The Grand Cinema’s annual 72 Hour Film Competition is on again, with 30 teams running around Tacoma and frantically making a movie with last-minute criteria: this year the use of a superstition, a flashlight, a letter/message and the line “that wasn’t what I was expecting.” Tonight you can see the results at the viewing party at the Rialto, including food and drinks from Farelli’s, Katie Downs and Stella Artois. 7 p.m. May 10 (doors open 6 p.m.) Advance $13 non-members /$11 members/$15 at door. Rialto Theater, 310 S. 9th St., Tacoma. the grandcinema.com
Northwest Sinfonietta finish season with Bruch and Mendelssohn
It’s a highly romantic program for the Northwest Sinfonietta’s season finale. Tchaikovsky gold medalist Mayuko Kamio plays Bruch’s famous Violin Concerto no. 1; the program rounds out with Kodaly’s “Dances of Galanta” and Mendelssohn’s “Scottish” Symphony no. 3. 7:30 p.m. May 10 (Benaroya Hall, 200 University St., Seattle), 7:30 p.m. May 11 (Rialto Theater, 310 S. 9th St., Tacoma) and 2 p.m. March 12 (Pioneer Park Pavilion, 330 Meridian Ave. S, Puyallup). 888-356-6040, northwestsinfonietta.org
It’s an ironic place to display immaculately beautiful art about stunningly beautiful places – a low-slung, badly-lit hallway about five feet wide. But on the other hand, hanging Aki Sogabe’s blossom-filled papercuts at the Asia Pacific Cultural Center is definitely appropriate, because in her meticulous, gorgeous work Sogabe exemplifies the APCC spirit: Northwesterners with Asian heritage mixing their traditions with their locale.
Just up in the APCC gallery (read hallway) and showing through June, with an artist reception next Thursday, Sogabe’s show traverses 26 of her originals and reproduction papercuts, or kiri-e. Begun in China, this ancient art form first inspired Sogabe when she was in middle school, but she only got serious about it when she moved to Washington from Singapore in 1978. Cutting with an X-acto knife, the Bellevue-based Sogabe works with both black and white cuts, occasionally gluing onto colored paper for a watercolored-print effect.
Sogabe’s work inevitably invites comparison to the Northwest’s other beloved papercutter, Nikki McClure. But where McClure uses her faces and composition to tell a narrative of nostalgia, wry appreciation or just earthy living, Sogabe’s work stays in a purely aesthetical plane. With a very Japanese appreciation of simple beauty, she cuts rivers, mountains, flowers, birds and cats, making their visual appeal the hero of the story.
The best works at APCC are in a quietly minimalistic vein: “The River,” where flowing white paper curves over a background fading from teal to baby blue, with almost tangibly feathery, dangling maple leaves; or “Hummingbird,” framed in the center of the picture by delicate black leaves.
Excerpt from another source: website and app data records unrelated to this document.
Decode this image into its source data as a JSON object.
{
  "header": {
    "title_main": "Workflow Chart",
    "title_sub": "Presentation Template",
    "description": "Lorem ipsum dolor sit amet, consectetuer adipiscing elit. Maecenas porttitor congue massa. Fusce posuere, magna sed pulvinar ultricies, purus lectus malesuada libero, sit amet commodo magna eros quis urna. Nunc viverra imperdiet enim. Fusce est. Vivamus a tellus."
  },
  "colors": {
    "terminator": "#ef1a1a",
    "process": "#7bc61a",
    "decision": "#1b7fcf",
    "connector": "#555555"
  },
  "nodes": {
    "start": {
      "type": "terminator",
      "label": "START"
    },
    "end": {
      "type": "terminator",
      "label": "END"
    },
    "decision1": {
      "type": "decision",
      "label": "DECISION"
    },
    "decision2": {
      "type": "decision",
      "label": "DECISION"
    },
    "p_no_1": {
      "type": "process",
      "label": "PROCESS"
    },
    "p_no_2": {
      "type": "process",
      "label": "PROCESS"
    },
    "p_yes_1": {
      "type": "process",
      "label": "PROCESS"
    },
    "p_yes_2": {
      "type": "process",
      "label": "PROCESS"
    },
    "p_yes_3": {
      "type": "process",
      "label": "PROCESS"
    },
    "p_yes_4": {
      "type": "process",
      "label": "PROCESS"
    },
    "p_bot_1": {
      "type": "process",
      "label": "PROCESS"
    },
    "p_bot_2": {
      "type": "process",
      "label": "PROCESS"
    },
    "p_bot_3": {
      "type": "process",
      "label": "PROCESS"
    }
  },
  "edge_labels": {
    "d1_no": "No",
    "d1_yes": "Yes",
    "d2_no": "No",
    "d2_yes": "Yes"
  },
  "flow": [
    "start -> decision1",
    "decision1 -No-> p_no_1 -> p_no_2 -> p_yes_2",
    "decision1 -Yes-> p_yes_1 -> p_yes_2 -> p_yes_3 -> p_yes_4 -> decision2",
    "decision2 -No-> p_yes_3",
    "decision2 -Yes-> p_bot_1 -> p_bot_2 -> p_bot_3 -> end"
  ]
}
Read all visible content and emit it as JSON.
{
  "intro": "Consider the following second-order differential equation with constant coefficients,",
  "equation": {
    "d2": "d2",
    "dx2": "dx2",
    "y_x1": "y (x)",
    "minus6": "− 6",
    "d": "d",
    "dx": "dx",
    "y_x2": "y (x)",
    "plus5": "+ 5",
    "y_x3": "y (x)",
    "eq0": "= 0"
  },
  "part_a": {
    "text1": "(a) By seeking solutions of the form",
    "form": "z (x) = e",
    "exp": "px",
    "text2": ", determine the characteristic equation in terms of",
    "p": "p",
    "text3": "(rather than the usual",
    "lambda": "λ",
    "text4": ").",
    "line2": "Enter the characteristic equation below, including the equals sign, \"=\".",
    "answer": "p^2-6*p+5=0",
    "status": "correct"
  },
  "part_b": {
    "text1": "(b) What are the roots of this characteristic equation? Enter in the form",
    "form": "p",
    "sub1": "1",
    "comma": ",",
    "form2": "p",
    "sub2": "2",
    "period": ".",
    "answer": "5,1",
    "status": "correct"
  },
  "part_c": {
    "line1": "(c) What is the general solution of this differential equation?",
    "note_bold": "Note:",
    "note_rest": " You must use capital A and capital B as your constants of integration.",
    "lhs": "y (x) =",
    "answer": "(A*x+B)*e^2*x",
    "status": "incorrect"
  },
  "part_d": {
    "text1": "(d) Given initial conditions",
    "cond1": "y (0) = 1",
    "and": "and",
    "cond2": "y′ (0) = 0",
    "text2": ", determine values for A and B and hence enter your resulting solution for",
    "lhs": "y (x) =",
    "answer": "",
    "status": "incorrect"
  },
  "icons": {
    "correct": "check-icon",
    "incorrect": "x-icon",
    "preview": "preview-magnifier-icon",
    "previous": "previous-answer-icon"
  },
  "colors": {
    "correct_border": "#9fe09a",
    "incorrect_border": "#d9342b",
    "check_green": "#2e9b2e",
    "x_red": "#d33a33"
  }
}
Read more »
It’s one of Tacoma City Ballet’s most popular dance events: the “Storybook Ballet Theatre,” now in it’s second year. Company dancers entrance kids (and their grown-ups) with ballet renditions of fairy-tales, rhymes, limericks and other stories both this weekend and next. Guests are encouraged to come in their favorite storybook costume.
New this year is the Fairy Tale Tea Party, at 10:30 a.m., 1 p.m. and 4 p.m. this Saturday May 11, featuring the performance viewed from the setting of a formal hosted English tea. Tickets are $10-$15, but are nearly sold out.
“Storybook Ballet Theatre” performances run 1 p.m., 3 p.m. and 5 p.m. May 18; 3 p.m. and 5 p.m. May 19. Tickets $5. Merlino Building, 508 6th Ave., Tacoma. 253-272-4219, tacomacityballet.com Read more »